Refugees make Americans sick……….literally. The latest example is the number of cases of tuberculosis found among the resettled refugees in Minnesota. Tuberculosis was almost eradicated in the United States prior to the emergence of refugees, mostly from Somalia. In 2015, cases of tuberculosis rose in the Untied States for the first time in 23 years, rising by 1.7%.
Minnesota’s Star Tribune published:
TB is an airborne infectious disease caused by bacteria that spreads through the air, person to person, when someone coughs or sneezes. One in three people worldwide have latent TB, according to the World Health Organization. In the United States, up to 13 million people have been exposed to TB and could develop the disease.
Every year, tuberculosis claims 1.5 million lives worldwide and 500 to 600 in this country.
Meanwhile, the Refugee Health Quarterly, published by the Minnesota Department of Health reports that:
Minnesota had 150 cases of TB in 2015, compared to 147 cases in 2014 (a 2 percent increase). The most common risk factor for TB cases in Minnesota is being from a country where TB is common.
TB screening is offered to all refugees during the domestic refugee health exam.
In 2014, 22 percent of refugees screened tested positive for LTBI (latent tuberculosis infection).
The Center for Disease Control say they are mystified by the increase in cases of TB:
The CDC is still trying to determine the reason for the uptick.
The goal set by the CDC, in 1989, of eliminating TB by 2010 — defined as less than one case in a million people — remains elusive. Even if the trend of declining cases had continued, the United States would not have eliminated TB by the end of this century, the CDC said.
“We are not yet certain why TB incidence has leveled off, but we do know it indicates the need for a new, expanded approach to TB elimination,” said Dr. Philip LoBue, director of the CDC’s Division of Tuberculosis Elimination, in an email.
Treating TB can be a very expensive proposition. Guess who pays? Also from the CDC:
The cost of treating an active TB case that is susceptible or responsive to drugs averages $17,000, according to the CDC. Care of patients with drug-resistant TB, which can result from taking antibiotics prescribed before TB was properly diagnosed, costs many times more: $134,000 for a multidrug-resistant patient and $430,000 for an extensively drug-resistant one.
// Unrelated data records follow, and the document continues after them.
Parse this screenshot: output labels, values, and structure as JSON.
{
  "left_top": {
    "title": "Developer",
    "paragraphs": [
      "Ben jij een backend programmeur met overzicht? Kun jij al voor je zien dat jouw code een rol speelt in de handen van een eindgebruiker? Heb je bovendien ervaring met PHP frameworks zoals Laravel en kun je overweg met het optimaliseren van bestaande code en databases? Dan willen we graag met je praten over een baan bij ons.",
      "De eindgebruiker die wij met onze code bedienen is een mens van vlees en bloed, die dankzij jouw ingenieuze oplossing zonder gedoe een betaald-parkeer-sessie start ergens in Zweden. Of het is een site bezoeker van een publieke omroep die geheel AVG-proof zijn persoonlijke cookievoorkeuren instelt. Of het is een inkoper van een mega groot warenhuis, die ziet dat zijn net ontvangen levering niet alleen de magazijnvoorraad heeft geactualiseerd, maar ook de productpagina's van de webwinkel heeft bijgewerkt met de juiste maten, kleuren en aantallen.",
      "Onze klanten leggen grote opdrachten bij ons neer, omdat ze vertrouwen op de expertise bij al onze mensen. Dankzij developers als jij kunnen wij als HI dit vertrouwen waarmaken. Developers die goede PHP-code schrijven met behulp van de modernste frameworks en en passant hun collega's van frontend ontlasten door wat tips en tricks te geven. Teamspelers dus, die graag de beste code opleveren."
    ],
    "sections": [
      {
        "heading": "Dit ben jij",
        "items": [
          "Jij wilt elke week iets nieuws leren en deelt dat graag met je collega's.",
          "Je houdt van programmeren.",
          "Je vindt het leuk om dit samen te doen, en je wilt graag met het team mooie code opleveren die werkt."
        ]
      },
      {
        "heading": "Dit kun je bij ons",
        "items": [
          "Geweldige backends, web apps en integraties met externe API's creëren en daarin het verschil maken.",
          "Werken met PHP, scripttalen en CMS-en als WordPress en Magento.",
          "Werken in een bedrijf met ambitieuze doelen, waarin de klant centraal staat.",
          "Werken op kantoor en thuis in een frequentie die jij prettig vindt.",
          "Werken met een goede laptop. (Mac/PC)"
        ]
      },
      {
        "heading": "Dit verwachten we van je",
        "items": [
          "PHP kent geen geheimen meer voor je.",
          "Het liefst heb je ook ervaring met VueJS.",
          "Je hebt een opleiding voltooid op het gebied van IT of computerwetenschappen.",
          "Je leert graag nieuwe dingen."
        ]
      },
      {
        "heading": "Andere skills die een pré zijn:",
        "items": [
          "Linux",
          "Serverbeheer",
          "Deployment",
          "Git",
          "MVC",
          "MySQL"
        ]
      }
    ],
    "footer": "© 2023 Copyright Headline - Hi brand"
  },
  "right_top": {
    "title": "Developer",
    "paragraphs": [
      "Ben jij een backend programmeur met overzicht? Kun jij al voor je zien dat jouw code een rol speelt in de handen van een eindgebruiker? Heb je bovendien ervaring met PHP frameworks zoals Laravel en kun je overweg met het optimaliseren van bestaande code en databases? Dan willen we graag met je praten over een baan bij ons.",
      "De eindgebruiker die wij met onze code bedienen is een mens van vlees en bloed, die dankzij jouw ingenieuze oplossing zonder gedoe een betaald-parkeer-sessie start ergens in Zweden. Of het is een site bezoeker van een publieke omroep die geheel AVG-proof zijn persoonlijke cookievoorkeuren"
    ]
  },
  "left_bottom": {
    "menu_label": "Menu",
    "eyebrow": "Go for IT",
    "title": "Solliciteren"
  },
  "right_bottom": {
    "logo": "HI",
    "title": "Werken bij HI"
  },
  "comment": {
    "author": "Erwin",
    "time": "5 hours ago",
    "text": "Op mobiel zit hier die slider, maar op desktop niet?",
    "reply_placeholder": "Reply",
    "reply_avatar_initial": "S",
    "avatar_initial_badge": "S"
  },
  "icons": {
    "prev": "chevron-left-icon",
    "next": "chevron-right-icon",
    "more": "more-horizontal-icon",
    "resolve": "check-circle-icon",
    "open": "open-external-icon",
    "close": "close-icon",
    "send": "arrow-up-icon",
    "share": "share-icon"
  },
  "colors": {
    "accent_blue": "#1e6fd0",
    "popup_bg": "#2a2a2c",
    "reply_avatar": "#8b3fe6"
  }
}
Gee, do you think it could be all the refugees? Tuberculosis is not the only disease on the rise after decades of declines. As Breitbart News has reported in the past, measles, whooping cough, diphtheria, and other diseases that were on their way to eradication are also coming in across the borders of the United States.